WHAT YOU SHOULD DO
Through to the final line, write out the records below exactly, omitting any images they contain.

SUPPLIED DATA
★ ★ ★ ★ ★

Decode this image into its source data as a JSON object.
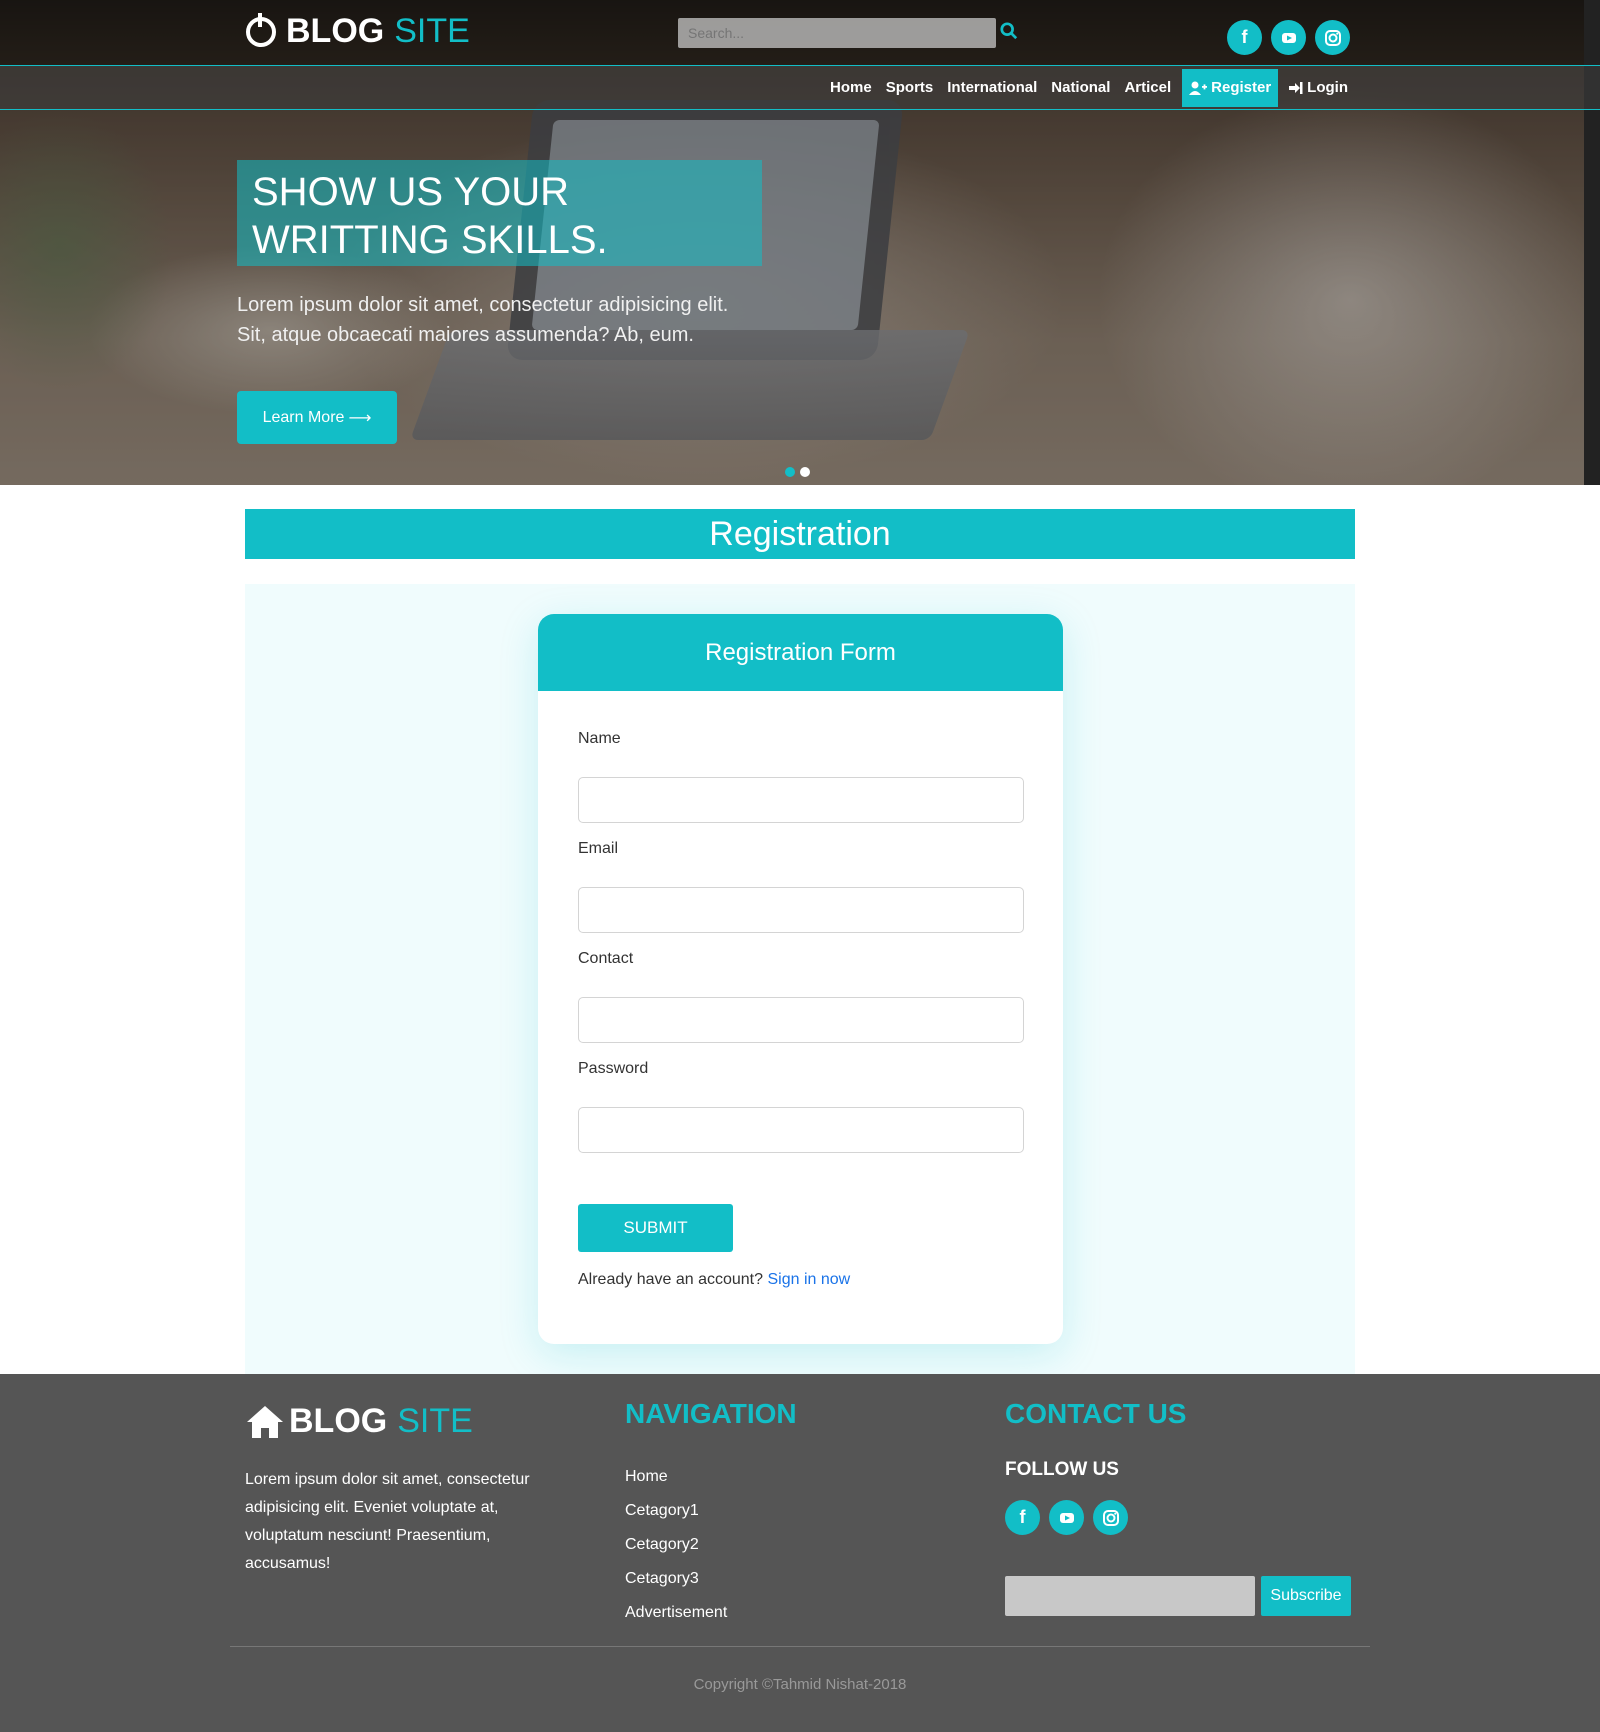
{
  "header": {
    "logo_main": "BLOG",
    "logo_accent": "SITE",
    "search_placeholder": "Search...",
    "social": [
      "facebook-icon",
      "youtube-icon",
      "instagram-icon"
    ]
  },
  "nav": {
    "items": [
      "Home",
      "Sports",
      "International",
      "National",
      "Articel"
    ],
    "register": "Register",
    "login": "Login"
  },
  "hero": {
    "title": "SHOW US YOUR WRITTING SKILLS.",
    "text": "Lorem ipsum dolor sit amet, consectetur adipisicing elit. Sit, atque obcaecati maiores assumenda? Ab, eum.",
    "button": "Learn More"
  },
  "registration": {
    "banner": "Registration",
    "form_title": "Registration Form",
    "fields": [
      {
        "label": "Name",
        "value": ""
      },
      {
        "label": "Email",
        "value": ""
      },
      {
        "label": "Contact",
        "value": ""
      },
      {
        "label": "Password",
        "value": ""
      }
    ],
    "submit": "SUBMIT",
    "account_text": "Already have an account?",
    "signin_link": "Sign in now"
  },
  "footer": {
    "logo_main": "BLOG",
    "logo_accent": "SITE",
    "about": "Lorem ipsum dolor sit amet, consectetur adipisicing elit. Eveniet voluptate at, voluptatum nesciunt! Praesentium, accusamus!",
    "nav_heading": "NAVIGATION",
    "nav_items": [
      "Home",
      "Cetagory1",
      "Cetagory2",
      "Cetagory3",
      "Advertisement"
    ],
    "contact_heading": "CONTACT US",
    "follow": "FOLLOW US",
    "subscribe": "Subscribe",
    "copyright": "Copyright ©Tahmid Nishat-2018"
  },
  "colors": {
    "accent": "#12bec7",
    "footer_bg": "#555555",
    "link": "#1a73e8"
  }
}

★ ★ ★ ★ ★

RESPONSE
Decode this image into its source data as a JSON object.
{
  "header": {
    "logo_main": "BLOG",
    "logo_accent": "SITE",
    "search_placeholder": "Search...",
    "social": [
      "facebook-icon",
      "youtube-icon",
      "instagram-icon"
    ]
  },
  "nav": {
    "items": [
      "Home",
      "Sports",
      "International",
      "National",
      "Articel"
    ],
    "register": "Register",
    "login": "Login"
  },
  "hero": {
    "title": "SHOW US YOUR WRITTING SKILLS.",
    "text": "Lorem ipsum dolor sit amet, consectetur adipisicing elit. Sit, atque obcaecati maiores assumenda? Ab, eum.",
    "button": "Learn More"
  },
  "registration": {
    "banner": "Registration",
    "form_title": "Registration Form",
    "fields": [
      {
        "label": "Name",
        "value": ""
      },
      {
        "label": "Email",
        "value": ""
      },
      {
        "label": "Contact",
        "value": ""
      },
      {
        "label": "Password",
        "value": ""
      }
    ],
    "submit": "SUBMIT",
    "account_text": "Already have an account?",
    "signin_link": "Sign in now"
  },
  "footer": {
    "logo_main": "BLOG",
    "logo_accent": "SITE",
    "about": "Lorem ipsum dolor sit amet, consectetur adipisicing elit. Eveniet voluptate at, voluptatum nesciunt! Praesentium, accusamus!",
    "nav_heading": "NAVIGATION",
    "nav_items": [
      "Home",
      "Cetagory1",
      "Cetagory2",
      "Cetagory3",
      "Advertisement"
    ],
    "contact_heading": "CONTACT US",
    "follow": "FOLLOW US",
    "subscribe": "Subscribe",
    "copyright": "Copyright ©Tahmid Nishat-2018"
  },
  "colors": {
    "accent": "#12bec7",
    "footer_bg": "#555555",
    "link": "#1a73e8"
  }
}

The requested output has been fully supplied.